Peep landing marks from a short aerial excursion, with the peep presence a short distance away also supporting the interpretation of their bouncing forward after landing.

Peeps exiting a shallow burrow that was also a resting trace, a blend of behaviors often implied by traces.

Peeps initiating a deeper burrowing strategy, perhaps as a form of predation avoidance. Note how the trail becomes shortened, straight, and produces a large pile of sand in front of the direction of movement.

Never-before-seen evidence of how these legless peeps burrow! They use a combination of minute lateral undulations and forward movement directed downward at a shallow angle. As a result, the trail entering the burrow becomes covered by sand ridges produced by the subsequent behavior.

Success! These peeps have managed to bury themselves, leaving only a small portion of their heads exposed, with all five watching warily for predators,

Peeps have been the subject of intensive research, but much of this work, however valuable, has been laboratory based and highly experimental. Thus the data I’ve presented here on their traces should greatly expand our understanding of their behavior in the context of natural settings.
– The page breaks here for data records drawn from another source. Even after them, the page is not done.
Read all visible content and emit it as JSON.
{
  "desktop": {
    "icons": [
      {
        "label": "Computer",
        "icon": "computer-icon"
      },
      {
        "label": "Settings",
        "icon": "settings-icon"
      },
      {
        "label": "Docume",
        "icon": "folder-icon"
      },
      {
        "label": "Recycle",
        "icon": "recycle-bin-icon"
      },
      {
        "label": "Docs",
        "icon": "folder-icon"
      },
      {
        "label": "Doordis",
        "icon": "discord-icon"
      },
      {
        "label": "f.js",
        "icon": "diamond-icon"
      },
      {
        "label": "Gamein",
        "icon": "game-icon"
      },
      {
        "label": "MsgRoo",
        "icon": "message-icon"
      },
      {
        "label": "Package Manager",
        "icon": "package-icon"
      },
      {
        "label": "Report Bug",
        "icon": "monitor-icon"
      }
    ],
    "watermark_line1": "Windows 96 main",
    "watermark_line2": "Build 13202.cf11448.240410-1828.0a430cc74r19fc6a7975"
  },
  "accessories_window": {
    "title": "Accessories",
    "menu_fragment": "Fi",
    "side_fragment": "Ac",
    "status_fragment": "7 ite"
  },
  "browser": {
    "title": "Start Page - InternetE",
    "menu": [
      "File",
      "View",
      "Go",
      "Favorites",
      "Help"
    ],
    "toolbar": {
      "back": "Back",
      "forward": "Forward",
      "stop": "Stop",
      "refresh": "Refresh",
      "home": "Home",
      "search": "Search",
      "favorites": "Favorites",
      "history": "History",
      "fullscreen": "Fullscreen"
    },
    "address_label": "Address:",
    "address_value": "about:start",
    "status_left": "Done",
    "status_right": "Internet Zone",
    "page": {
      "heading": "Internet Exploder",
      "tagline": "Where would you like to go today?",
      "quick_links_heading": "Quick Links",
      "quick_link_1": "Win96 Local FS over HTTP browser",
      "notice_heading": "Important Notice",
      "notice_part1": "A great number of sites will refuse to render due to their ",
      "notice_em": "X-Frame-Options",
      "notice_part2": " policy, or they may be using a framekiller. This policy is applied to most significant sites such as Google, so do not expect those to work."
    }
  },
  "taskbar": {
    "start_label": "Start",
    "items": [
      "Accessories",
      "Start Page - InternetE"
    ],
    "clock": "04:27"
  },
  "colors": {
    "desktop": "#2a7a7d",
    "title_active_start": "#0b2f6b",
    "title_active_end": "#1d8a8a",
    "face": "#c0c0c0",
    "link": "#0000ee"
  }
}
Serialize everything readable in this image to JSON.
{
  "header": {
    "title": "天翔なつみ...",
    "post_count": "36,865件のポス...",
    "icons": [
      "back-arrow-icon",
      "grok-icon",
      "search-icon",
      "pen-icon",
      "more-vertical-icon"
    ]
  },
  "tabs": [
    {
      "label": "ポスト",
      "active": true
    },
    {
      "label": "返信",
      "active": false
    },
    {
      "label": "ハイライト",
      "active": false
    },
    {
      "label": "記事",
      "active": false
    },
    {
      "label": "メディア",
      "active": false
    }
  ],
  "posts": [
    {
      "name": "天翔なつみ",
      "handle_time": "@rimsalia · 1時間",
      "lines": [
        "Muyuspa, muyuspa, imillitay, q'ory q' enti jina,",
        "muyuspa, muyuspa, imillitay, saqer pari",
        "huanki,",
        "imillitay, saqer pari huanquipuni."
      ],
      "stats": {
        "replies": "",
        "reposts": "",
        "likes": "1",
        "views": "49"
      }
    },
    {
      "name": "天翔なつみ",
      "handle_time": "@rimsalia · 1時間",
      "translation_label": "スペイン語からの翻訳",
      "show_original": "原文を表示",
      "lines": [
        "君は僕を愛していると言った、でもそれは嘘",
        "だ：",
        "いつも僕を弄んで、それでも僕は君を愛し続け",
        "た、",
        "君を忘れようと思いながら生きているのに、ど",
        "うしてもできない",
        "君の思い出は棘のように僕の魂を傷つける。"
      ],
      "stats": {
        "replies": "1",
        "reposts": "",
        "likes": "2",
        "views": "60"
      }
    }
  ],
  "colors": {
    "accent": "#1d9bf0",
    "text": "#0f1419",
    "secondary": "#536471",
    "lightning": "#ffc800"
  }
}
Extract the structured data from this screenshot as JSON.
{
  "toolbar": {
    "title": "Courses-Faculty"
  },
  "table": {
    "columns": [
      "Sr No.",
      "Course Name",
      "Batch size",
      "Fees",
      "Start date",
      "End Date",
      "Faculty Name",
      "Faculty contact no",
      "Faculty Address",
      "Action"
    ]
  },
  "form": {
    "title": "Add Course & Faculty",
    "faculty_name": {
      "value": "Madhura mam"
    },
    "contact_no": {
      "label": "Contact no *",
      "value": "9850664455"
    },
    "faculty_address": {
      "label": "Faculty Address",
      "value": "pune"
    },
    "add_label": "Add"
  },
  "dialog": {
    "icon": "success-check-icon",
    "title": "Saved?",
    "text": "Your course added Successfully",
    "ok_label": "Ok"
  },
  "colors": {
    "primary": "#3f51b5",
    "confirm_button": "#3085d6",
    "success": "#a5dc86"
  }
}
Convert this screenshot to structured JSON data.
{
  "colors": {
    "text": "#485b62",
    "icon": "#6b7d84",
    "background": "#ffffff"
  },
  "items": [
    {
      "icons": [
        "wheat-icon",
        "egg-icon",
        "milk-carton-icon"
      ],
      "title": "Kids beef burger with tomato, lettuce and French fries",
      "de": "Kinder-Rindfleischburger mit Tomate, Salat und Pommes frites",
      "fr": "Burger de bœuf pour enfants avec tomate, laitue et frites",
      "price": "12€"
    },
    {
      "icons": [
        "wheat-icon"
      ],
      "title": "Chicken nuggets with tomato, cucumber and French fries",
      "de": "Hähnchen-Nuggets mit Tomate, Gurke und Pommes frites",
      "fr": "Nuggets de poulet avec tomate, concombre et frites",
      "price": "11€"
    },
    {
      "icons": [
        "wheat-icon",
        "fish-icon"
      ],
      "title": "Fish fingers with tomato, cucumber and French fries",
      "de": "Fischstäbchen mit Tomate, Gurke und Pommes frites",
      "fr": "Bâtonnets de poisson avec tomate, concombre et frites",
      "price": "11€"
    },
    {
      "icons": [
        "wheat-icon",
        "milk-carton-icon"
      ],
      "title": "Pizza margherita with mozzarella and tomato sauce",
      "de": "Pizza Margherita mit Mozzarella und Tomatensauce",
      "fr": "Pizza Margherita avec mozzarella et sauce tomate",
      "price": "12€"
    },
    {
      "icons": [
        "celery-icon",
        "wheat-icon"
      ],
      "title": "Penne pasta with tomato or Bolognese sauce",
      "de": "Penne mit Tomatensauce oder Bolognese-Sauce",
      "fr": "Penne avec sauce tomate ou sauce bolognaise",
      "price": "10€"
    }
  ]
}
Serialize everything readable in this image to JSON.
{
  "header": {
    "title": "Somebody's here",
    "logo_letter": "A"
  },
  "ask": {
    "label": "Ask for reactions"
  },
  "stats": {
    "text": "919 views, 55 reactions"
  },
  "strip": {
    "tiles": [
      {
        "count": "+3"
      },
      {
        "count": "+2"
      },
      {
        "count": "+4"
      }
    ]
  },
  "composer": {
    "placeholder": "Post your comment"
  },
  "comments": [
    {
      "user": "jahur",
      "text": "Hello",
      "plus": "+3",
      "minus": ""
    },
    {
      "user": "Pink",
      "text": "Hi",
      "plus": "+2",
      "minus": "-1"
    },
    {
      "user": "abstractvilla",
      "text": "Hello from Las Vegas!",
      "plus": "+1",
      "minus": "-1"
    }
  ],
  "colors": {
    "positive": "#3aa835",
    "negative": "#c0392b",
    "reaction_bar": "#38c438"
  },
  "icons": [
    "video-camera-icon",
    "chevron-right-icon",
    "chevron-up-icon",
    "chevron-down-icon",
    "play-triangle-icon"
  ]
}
Further insights on the biology of peeps are currently murky, but their traces hold promise of fitting them into a taxonomic category more precise than “looks like little chicks.”

Although trace fossils of peep trails, landing traces, resting traces, and burrows have not yet been discovered, I propose these should have the following ichnogenus and ichnospecies names: Peepichnus quinquecalles (= “Peep trace of five trails”). However, I anticipate some of my ichnological colleagues will want to split the ichnotaxonomy of peep traces on the basis of whether they were moving horizontally versus vertically (the peeps, not my colleagues) and other such nuances. Personally, I think they just need to relax, stop coming up with so many silly, unpronounceable names, and just enjoy the sweetness of these little tracemakers of the Georgia coast.